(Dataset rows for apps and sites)
-*-*-

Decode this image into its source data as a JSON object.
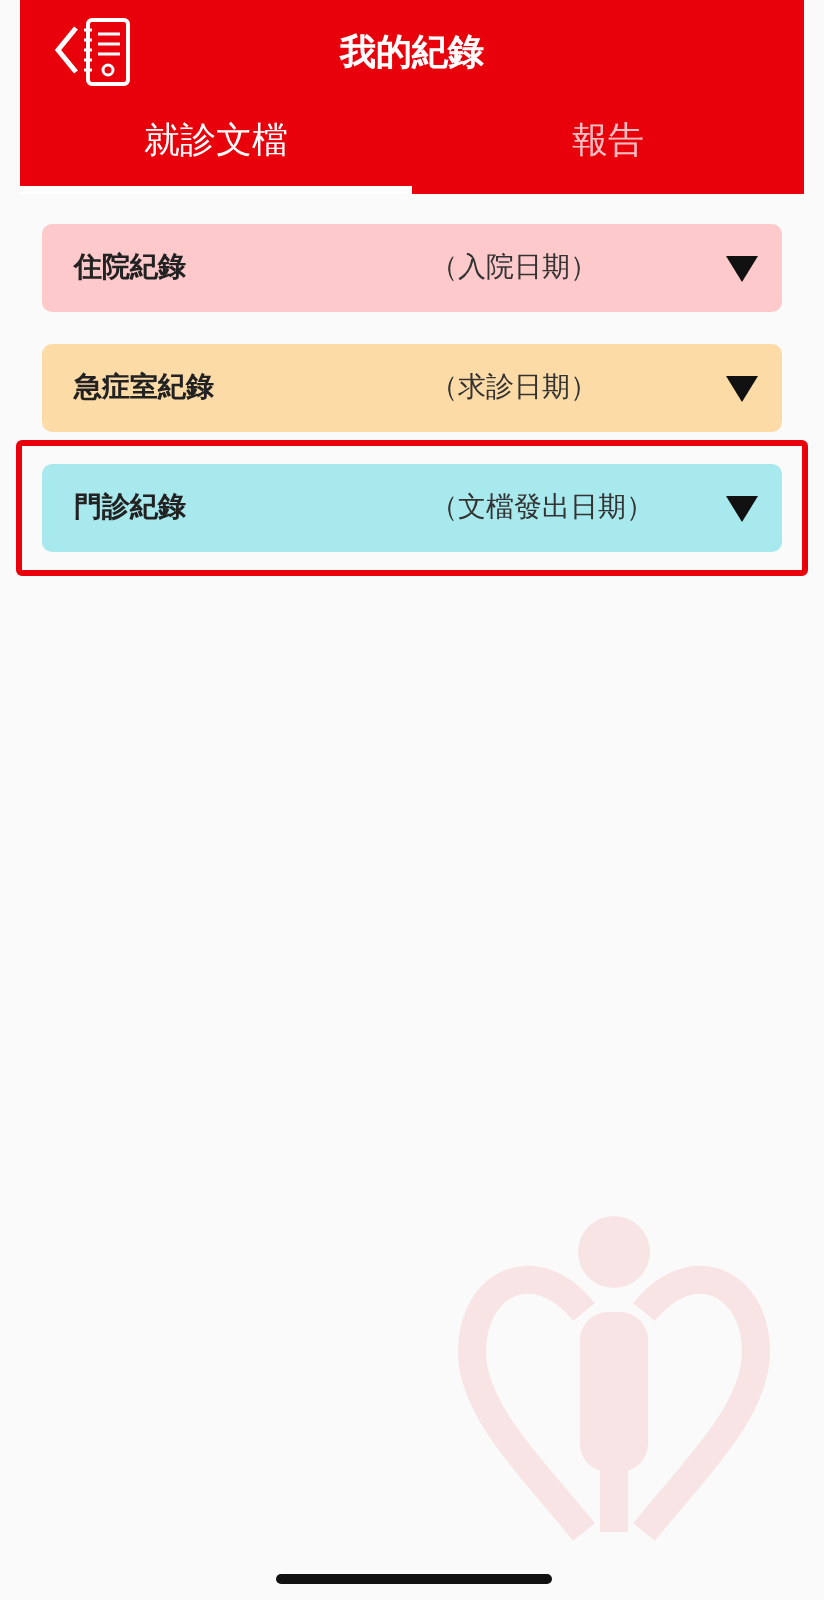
{
  "header": {
    "title": "我的紀錄"
  },
  "tabs": [
    {
      "label": "就診文檔",
      "selected": true
    },
    {
      "label": "報告",
      "selected": false
    }
  ],
  "records": [
    {
      "name": "住院紀錄",
      "date_hint": "（入院日期）",
      "color": "#fdc9cb",
      "highlighted": false
    },
    {
      "name": "急症室紀錄",
      "date_hint": "（求診日期）",
      "color": "#fddba6",
      "highlighted": false
    },
    {
      "name": "門診紀錄",
      "date_hint": "（文檔發出日期）",
      "color": "#a8e9ee",
      "highlighted": true
    }
  ]
}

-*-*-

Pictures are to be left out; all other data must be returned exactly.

Decode this image into its source data as a JSON object.
{
  "header": {
    "title": "我的紀錄"
  },
  "tabs": [
    {
      "label": "就診文檔",
      "selected": true
    },
    {
      "label": "報告",
      "selected": false
    }
  ],
  "records": [
    {
      "name": "住院紀錄",
      "date_hint": "（入院日期）",
      "color": "#fdc9cb",
      "highlighted": false
    },
    {
      "name": "急症室紀錄",
      "date_hint": "（求診日期）",
      "color": "#fddba6",
      "highlighted": false
    },
    {
      "name": "門診紀錄",
      "date_hint": "（文檔發出日期）",
      "color": "#a8e9ee",
      "highlighted": true
    }
  ]
}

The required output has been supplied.